Collected data entries

□ □ □ □ □

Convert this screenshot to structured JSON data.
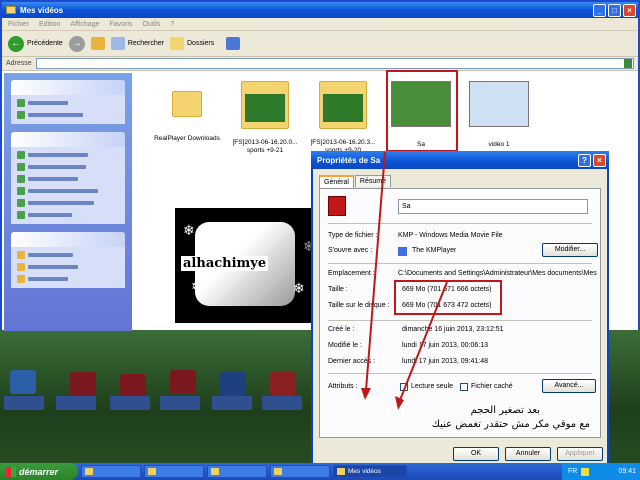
{
  "explorer": {
    "title": "Mes vidéos",
    "menu": [
      "Fichier",
      "Edition",
      "Affichage",
      "Favoris",
      "Outils",
      "?"
    ],
    "toolbar": {
      "back": "Précédente",
      "search": "Rechercher",
      "folders": "Dossiers"
    },
    "address_label": "Adresse",
    "files": [
      {
        "name": "RealPlayer Downloads",
        "kind": "folder"
      },
      {
        "name": "[FS]2013-06-16.20.0... sports +9-21",
        "kind": "folder-video"
      },
      {
        "name": "[FS]2013-06-16.20.3... sports +9-20",
        "kind": "folder-video"
      },
      {
        "name": "Sa",
        "kind": "video"
      },
      {
        "name": "vidéo 1",
        "kind": "video"
      }
    ],
    "logo_text": "alhachimye"
  },
  "dialog": {
    "title": "Propriétés de Sa",
    "tabs": [
      "Général",
      "Résumé"
    ],
    "name_value": "Sa",
    "rows": [
      {
        "label": "Type de fichier :",
        "value": "KMP - Windows Media Movie File"
      },
      {
        "label": "S'ouvre avec :",
        "value": "The KMPlayer"
      },
      {
        "label": "Emplacement :",
        "value": "C:\\Documents and Settings\\Administrateur\\Mes documents\\Mes vic"
      },
      {
        "label": "Taille :",
        "value": "669 Mo (701 671 666 octets)"
      },
      {
        "label": "Taille sur le disque :",
        "value": "669 Mo (701 673 472 octets)"
      },
      {
        "label": "Créé le :",
        "value": "dimanche 16 juin 2013, 23:12:51"
      },
      {
        "label": "Modifié le :",
        "value": "lundi 17 juin 2013, 00:06:13"
      },
      {
        "label": "Dernier accès :",
        "value": "lundi 17 juin 2013, 09:41:48"
      }
    ],
    "attributes_label": "Attributs :",
    "readonly_label": "Lecture seule",
    "hidden_label": "Fichier caché",
    "modify_button": "Modifier...",
    "advanced_button": "Avancé...",
    "ok_button": "OK",
    "cancel_button": "Annuler",
    "apply_button": "Appliquer"
  },
  "annotation": {
    "line1": "بعد تصغير الحجم",
    "line2": "مع موقي مكر مش حتقدر تغمض عنيك"
  },
  "taskbar": {
    "start_label": "démarrer",
    "active_task": "Mes vidéos",
    "lang": "FR",
    "time": "09:41"
  },
  "colors": {
    "annotation_red": "#c01818",
    "xp_blue": "#0b54d4",
    "start_green": "#2b822b"
  }
}
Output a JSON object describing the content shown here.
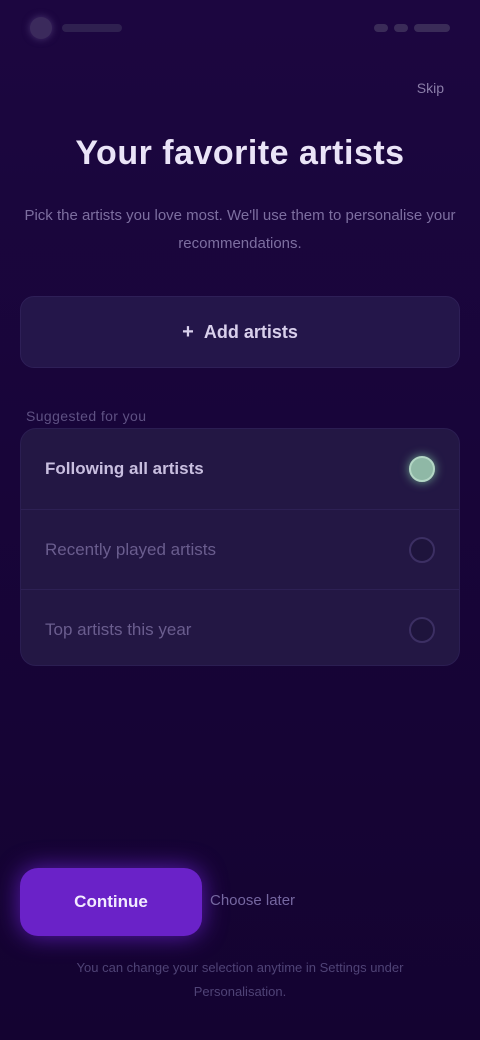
{
  "header": {
    "skip_label": "Skip"
  },
  "title": "Your favorite artists",
  "subtitle": "Pick the artists you love most. We'll use them to personalise your recommendations.",
  "add_artist": {
    "icon": "plus-icon",
    "label": "Add artists"
  },
  "section_label": "Suggested for you",
  "list_items": [
    {
      "label": "Following all artists",
      "selected": true
    },
    {
      "label": "Recently played artists",
      "selected": false
    },
    {
      "label": "Top artists this year",
      "selected": false
    }
  ],
  "actions": {
    "continue_label": "Continue",
    "secondary_label": "Choose later"
  },
  "footnote": "You can change your selection anytime in Settings under Personalisation."
}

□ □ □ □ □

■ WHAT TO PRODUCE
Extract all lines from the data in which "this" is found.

■ RESPONSE BELOW
Convert this screenshot to structured JSON data.
      "label": "Top artists this year",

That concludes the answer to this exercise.